Recorded data:

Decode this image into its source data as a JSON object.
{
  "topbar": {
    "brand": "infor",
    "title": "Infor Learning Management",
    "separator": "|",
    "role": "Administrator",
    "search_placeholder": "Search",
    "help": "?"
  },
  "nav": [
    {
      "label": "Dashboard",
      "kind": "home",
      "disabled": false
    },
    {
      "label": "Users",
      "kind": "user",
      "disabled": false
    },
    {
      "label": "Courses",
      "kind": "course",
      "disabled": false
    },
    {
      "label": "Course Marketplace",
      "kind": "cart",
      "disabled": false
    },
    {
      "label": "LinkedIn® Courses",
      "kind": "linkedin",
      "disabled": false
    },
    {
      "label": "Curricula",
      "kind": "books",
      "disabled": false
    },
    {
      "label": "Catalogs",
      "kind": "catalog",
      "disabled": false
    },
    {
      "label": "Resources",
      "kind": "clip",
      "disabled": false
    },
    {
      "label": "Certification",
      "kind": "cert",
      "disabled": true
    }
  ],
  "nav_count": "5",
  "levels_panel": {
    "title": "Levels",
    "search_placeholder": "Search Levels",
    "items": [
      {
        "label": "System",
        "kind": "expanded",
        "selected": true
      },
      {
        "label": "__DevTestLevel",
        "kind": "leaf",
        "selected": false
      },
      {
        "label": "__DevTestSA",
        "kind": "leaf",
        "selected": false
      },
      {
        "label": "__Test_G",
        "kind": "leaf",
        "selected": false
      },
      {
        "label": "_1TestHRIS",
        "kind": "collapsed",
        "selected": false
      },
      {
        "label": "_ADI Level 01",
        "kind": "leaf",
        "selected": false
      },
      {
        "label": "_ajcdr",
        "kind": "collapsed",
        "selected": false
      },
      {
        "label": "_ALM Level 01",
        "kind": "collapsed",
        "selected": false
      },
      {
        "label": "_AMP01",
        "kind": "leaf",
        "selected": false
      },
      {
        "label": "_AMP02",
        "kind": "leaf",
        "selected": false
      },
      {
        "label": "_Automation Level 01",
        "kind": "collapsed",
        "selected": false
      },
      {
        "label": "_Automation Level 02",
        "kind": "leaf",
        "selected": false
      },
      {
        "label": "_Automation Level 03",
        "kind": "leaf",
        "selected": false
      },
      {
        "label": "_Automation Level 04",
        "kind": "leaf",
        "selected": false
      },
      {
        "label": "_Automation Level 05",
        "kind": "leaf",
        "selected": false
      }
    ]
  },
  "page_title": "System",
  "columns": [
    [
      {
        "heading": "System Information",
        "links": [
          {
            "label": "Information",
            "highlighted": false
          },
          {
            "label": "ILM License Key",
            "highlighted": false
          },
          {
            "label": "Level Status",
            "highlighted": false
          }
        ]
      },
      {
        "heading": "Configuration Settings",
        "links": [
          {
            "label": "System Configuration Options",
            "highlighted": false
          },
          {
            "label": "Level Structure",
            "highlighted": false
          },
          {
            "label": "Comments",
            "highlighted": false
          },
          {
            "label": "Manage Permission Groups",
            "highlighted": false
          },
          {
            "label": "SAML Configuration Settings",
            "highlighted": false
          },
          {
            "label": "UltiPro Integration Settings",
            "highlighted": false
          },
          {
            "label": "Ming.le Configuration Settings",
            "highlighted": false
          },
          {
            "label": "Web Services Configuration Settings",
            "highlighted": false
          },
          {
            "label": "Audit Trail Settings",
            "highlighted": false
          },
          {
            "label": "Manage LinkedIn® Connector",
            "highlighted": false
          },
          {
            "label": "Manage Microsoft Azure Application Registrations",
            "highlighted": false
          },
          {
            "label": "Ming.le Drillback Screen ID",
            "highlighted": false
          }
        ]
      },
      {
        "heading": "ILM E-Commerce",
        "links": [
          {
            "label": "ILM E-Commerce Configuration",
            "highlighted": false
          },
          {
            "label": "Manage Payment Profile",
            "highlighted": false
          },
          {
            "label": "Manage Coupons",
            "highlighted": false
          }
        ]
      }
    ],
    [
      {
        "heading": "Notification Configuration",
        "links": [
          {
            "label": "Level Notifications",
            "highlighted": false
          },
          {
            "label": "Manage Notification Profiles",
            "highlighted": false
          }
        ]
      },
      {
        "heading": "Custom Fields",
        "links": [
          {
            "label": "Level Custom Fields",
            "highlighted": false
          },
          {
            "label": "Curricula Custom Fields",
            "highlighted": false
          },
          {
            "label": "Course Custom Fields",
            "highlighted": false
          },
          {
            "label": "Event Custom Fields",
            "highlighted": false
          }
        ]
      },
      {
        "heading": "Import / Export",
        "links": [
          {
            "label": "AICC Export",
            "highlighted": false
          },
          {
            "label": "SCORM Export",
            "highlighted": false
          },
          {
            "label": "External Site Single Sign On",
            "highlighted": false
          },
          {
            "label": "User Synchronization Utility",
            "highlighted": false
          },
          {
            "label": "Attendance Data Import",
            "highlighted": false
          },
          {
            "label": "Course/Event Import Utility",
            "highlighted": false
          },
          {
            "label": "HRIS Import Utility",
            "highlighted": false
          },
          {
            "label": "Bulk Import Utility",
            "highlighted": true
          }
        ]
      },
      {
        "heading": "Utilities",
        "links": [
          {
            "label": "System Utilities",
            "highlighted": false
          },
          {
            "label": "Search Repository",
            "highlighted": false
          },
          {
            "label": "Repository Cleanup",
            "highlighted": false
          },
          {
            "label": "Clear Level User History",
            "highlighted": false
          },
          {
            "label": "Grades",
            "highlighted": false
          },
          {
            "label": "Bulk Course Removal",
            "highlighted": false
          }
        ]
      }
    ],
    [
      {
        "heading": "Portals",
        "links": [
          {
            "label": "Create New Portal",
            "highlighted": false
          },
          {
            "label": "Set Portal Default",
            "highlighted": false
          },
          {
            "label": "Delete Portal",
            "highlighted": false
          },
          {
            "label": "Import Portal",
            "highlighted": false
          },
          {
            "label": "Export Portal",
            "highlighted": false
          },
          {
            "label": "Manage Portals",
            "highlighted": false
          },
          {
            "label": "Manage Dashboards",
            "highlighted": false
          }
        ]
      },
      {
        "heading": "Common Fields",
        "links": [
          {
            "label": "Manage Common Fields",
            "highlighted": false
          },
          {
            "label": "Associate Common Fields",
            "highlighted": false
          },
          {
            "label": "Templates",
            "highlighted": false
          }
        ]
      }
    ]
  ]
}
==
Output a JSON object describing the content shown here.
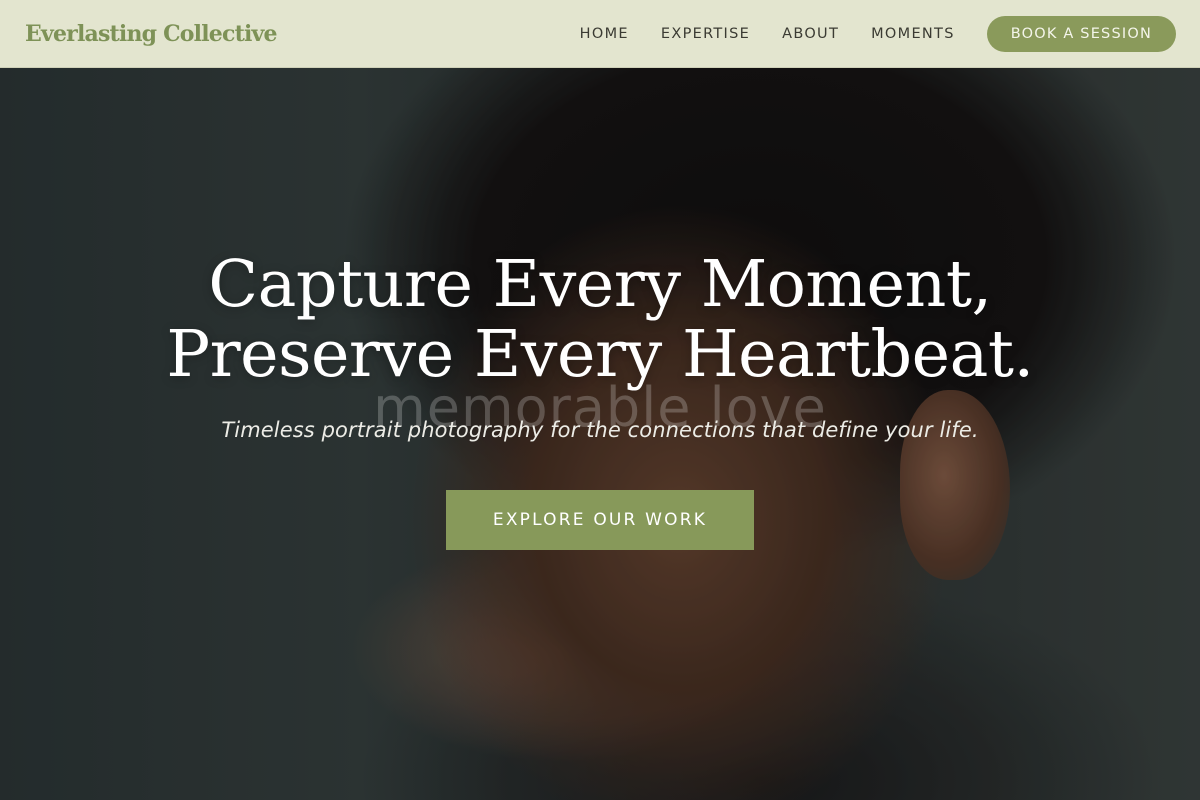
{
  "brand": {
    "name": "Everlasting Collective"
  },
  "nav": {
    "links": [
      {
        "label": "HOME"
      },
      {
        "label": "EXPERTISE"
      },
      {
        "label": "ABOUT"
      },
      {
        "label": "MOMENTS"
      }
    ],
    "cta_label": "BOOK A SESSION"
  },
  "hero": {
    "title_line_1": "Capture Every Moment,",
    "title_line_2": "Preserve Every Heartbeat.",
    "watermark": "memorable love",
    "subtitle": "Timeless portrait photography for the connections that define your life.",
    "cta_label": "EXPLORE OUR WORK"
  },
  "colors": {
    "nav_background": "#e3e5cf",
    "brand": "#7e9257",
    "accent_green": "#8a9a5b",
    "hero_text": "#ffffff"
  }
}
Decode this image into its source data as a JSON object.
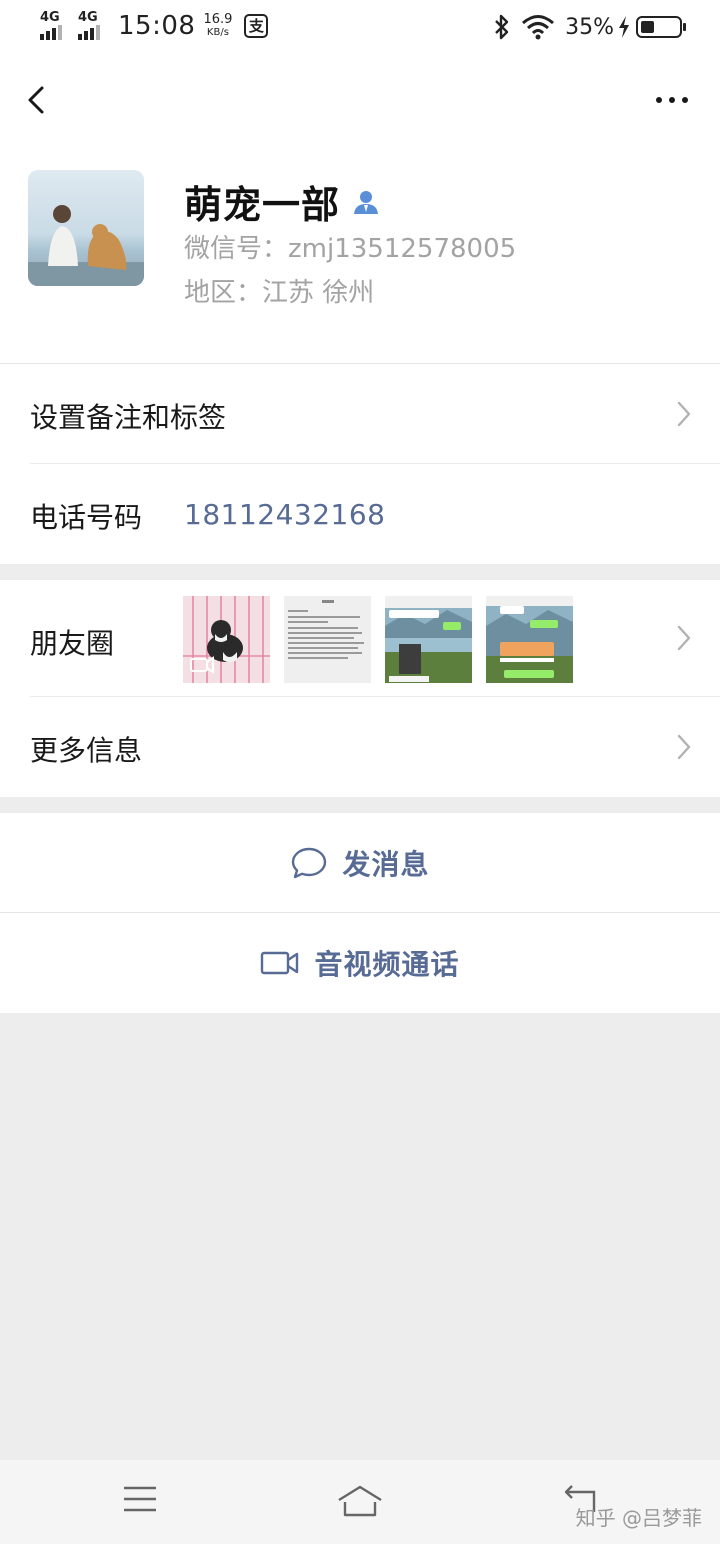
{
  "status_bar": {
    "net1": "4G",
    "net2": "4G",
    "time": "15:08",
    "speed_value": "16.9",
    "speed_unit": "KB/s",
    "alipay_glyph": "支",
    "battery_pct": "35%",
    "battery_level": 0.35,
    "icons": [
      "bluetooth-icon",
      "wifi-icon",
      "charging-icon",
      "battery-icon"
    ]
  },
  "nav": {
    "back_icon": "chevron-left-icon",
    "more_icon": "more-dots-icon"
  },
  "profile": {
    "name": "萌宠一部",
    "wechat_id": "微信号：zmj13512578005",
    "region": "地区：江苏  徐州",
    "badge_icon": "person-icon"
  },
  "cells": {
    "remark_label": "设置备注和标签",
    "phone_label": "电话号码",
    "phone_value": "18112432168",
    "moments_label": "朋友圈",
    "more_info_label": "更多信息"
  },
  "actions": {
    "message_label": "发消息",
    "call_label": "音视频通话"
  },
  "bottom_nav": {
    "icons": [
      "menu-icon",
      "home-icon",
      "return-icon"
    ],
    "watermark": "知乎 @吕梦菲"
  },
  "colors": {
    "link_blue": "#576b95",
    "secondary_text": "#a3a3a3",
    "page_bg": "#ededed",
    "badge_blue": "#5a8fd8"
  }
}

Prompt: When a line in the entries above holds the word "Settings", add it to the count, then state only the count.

Reply to the exercise: 6